Consider Whitney’s freestanding sculpture in stainless steel, Yampa (1994) where six triangular-ended polyhedral forms are welded together with a simplicity that fails to obscure the elegance of the design. While vaguely figural, it may seem similar in style to the work of Whitney’s contemporary, Joel Schapiro. Where Schapiro’s work strives toward weightlessness and consistently plays with a human figure/abstract shape tension, Whitney’s Yampa stands on three legs, firmly grounded, and typifies his work of the nineties in that it expresses an austere outcome, not even hinting at the innovations that would enter his subsequent work, such as oblique arcs, angles, and linkages.

In Brazoria (2001) the U-shaped interlocking forms express opposing counterpoints that lock in a potential energy that plays on the viewer’s sense that the parts look assembled and could simply collapse. In this feeling of collapse, we find the tension and the suspension of disbelief required to see what Whitney is doing in these pieces.

The U shape simply seems to lean onto a V, soaring nine feet high to form a sculpture that approaches the monumental. That same year, Whitney seized upon a new way to approach his aesthetic project by interlocking his geometric shapes with an enclosed linkage element. This method grew into a whole series of sculptures along the lines of assembled links. In one of the first of these, Chicota (2001), which is on indefinite loan to the Nasher Sculpture Center in Dallas, the artist took his U and V shaped industrial steel and connected them with an enclosed tear shape, painting it a vibrant red. Like Brazoria, Chicota is almost nine feet high and includes similar forms, with the addition of a link element that achieves a conceptual status, revealing something about Whitney’s work method. Through the modeling of the pieces and the links he can experiment with different versions of the sculpture, so that when he welds the pieces together the finished product rises from the floor and stands upright. This technique approaches the experimental element of chance that was so important for Dada and Surrealism. In this case, the outcome might possibly have been another sculpture altogether, depending on Whitney’s experiments and how the pieces linked together before he made the final choice.

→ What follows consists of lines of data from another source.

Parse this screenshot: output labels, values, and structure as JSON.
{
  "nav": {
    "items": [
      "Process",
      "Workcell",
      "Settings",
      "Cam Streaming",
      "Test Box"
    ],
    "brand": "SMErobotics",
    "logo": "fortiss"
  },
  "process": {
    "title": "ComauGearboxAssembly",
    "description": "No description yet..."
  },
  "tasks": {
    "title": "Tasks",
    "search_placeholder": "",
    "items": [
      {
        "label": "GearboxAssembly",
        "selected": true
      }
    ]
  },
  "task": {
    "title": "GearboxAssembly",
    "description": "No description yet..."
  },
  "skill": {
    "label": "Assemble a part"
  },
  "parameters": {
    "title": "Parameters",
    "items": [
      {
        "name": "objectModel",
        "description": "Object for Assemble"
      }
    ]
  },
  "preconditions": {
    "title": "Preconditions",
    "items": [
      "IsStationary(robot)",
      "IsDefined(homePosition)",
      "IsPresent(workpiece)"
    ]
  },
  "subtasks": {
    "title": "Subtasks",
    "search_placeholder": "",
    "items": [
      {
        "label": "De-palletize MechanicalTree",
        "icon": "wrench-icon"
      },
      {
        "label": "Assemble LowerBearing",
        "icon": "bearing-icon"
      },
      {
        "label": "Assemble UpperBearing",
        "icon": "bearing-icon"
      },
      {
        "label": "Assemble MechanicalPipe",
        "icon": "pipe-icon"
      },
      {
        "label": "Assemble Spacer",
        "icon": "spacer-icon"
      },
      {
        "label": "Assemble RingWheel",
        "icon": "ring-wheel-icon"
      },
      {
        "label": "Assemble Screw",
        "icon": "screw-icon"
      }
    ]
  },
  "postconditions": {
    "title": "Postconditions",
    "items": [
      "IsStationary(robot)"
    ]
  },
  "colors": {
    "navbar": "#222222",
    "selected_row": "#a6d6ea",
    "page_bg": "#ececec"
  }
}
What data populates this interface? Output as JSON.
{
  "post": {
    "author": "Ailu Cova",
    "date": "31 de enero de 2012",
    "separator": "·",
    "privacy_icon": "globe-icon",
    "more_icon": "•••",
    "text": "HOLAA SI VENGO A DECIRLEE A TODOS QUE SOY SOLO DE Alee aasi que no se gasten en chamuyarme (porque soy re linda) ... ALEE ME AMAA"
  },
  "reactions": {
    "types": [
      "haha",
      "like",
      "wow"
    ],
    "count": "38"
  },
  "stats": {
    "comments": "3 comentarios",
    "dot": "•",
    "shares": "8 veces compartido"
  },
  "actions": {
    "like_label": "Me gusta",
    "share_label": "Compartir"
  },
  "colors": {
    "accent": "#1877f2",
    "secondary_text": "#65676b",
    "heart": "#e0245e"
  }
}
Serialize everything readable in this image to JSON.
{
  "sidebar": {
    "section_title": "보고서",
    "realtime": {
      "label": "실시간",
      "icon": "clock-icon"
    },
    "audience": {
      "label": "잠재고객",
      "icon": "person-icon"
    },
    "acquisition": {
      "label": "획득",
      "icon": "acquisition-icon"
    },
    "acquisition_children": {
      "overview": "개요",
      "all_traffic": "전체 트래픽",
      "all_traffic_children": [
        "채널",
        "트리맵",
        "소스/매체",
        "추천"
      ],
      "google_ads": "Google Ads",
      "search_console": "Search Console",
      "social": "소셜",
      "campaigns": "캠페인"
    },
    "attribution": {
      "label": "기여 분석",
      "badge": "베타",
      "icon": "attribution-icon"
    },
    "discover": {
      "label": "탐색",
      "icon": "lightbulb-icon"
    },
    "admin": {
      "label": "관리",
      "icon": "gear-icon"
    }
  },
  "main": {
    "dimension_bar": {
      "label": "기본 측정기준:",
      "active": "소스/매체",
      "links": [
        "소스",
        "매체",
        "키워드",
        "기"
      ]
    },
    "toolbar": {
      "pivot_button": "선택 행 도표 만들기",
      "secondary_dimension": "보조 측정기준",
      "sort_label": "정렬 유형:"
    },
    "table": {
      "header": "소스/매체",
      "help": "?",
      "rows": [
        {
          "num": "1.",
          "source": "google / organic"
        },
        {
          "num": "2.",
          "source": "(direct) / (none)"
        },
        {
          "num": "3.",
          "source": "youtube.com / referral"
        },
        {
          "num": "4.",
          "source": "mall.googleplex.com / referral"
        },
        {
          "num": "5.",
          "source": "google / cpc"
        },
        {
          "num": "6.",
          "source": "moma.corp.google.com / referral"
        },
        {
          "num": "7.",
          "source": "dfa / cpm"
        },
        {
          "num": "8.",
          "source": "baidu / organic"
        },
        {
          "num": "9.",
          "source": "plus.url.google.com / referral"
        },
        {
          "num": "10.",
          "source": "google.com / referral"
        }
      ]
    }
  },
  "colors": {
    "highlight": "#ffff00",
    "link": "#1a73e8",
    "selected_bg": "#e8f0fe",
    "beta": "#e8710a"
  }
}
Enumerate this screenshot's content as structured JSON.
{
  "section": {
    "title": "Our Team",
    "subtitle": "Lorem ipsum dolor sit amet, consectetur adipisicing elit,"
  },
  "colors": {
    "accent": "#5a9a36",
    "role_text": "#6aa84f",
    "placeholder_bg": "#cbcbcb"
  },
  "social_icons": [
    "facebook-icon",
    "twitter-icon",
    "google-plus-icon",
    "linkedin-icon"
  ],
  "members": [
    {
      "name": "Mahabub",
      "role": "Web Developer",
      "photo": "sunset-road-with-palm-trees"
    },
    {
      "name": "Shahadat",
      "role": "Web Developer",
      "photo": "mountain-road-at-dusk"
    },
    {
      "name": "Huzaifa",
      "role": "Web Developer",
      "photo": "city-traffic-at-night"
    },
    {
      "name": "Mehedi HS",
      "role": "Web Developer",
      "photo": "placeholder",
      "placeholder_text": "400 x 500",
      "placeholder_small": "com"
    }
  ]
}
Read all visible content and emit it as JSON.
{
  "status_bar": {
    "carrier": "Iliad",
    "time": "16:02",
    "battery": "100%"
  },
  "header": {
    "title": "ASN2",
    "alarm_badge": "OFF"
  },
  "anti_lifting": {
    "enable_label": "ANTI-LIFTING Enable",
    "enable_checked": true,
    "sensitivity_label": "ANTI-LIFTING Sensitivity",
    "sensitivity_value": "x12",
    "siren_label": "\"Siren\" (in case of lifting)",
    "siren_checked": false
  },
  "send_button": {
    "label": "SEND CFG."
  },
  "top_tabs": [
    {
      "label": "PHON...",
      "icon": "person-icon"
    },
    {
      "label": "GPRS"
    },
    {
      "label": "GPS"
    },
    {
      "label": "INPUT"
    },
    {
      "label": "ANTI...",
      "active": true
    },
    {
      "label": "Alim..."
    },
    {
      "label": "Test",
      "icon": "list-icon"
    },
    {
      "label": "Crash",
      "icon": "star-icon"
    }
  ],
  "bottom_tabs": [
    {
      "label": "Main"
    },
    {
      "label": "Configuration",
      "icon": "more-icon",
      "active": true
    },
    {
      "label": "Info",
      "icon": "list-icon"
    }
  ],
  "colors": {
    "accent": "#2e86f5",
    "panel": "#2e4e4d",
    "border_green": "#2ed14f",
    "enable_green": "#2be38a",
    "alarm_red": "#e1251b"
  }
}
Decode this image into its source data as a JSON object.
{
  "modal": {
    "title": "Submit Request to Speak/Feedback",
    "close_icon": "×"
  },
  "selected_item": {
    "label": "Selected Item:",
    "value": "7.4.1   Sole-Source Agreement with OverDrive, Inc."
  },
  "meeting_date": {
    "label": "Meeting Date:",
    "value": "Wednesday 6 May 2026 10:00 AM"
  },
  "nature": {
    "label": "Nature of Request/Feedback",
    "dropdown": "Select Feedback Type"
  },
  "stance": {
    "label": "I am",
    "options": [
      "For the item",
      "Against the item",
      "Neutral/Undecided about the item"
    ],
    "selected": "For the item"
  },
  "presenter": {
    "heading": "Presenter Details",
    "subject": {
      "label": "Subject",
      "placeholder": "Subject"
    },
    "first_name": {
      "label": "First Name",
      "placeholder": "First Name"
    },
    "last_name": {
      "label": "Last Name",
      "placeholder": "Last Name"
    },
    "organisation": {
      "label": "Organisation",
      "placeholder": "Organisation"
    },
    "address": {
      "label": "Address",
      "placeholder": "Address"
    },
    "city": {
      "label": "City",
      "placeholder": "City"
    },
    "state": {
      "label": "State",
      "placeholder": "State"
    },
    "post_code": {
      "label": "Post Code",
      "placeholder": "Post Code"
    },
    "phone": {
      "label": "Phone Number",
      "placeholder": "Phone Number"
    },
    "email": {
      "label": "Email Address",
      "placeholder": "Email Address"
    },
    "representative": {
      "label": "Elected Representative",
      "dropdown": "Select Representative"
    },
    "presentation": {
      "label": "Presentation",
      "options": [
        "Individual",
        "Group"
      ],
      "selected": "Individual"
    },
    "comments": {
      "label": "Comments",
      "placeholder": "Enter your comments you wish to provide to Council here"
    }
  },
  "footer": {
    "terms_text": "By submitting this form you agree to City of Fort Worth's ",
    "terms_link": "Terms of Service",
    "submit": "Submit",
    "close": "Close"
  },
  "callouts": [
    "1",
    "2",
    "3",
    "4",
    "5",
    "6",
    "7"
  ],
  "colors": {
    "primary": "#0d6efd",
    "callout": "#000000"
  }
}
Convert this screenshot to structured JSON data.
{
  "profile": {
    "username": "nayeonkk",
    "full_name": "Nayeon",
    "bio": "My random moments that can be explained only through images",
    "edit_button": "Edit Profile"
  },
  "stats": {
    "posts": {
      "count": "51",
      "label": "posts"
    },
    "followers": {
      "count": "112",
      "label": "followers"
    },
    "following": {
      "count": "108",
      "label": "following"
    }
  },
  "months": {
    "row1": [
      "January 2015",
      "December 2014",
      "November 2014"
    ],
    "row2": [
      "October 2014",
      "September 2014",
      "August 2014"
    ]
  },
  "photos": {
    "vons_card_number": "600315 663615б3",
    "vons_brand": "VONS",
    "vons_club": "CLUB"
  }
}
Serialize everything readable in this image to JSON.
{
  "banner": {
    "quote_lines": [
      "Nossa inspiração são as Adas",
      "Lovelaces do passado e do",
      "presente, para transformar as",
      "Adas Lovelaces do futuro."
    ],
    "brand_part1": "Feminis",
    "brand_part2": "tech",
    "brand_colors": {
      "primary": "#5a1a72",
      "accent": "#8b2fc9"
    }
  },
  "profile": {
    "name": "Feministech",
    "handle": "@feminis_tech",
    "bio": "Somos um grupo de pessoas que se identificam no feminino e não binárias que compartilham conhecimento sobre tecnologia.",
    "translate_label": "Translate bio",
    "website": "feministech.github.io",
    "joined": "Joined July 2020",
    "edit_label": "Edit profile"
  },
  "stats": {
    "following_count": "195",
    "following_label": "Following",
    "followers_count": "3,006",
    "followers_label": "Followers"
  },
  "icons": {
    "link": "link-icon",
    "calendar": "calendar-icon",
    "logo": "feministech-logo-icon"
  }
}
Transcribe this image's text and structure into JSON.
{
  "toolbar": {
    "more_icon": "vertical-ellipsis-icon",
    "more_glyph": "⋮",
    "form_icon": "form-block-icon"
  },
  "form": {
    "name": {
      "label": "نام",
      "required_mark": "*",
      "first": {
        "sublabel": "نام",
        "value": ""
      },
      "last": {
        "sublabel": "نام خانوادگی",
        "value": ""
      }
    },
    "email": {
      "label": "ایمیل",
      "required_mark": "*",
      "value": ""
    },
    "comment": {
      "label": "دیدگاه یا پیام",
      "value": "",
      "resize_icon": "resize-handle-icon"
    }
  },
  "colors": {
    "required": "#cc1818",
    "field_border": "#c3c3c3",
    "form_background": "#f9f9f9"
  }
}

Part of the process includes Whitney’s use of medium scale oil paintings as a therapeutic way of working through his ideas. Several examples of the paintings were included in the show at Gallery Sonja Roesch. The paintings are line-driven, using mostly red and black to render thin shapes that seem to float above an abstract matrix of lighter colors. The illusion of depth found in the contrast of strong geometric lines and a formless background bring to mind the Suprematism from the second decade of the 20th century of Malevich, another foundational figure in non-objective art. The line forms are the boldest, most acute part of the compositions; therefore, a perceptual distance effect enhances the images.

In Tascosa (2011), Whitney gave us a smaller version of Carrizozo (2010), where he chose to steer clear of vibrant color in favor of the rust hues of steel. This piece retains the signature verticality and concentrates the weight at the top end with wide arc shapes atop lesser supports, inverting Carrizozo’s balance. Either way, the pieces are unmistakable examples of Whitney’s signature style and disciplined craftsmanship.

Now in his mid-seventies, Whitney is still committed to an abstract, decidedly formalist approach to art where the form is the content, no matter whether the specific theme of a particular piece is energy-determined by tension in balancing or movement kinetics. He shows no sign of slowing down, and he remains the steadfast analog artist he’s always been.

Posted: July 6, 2013 at 4:01 am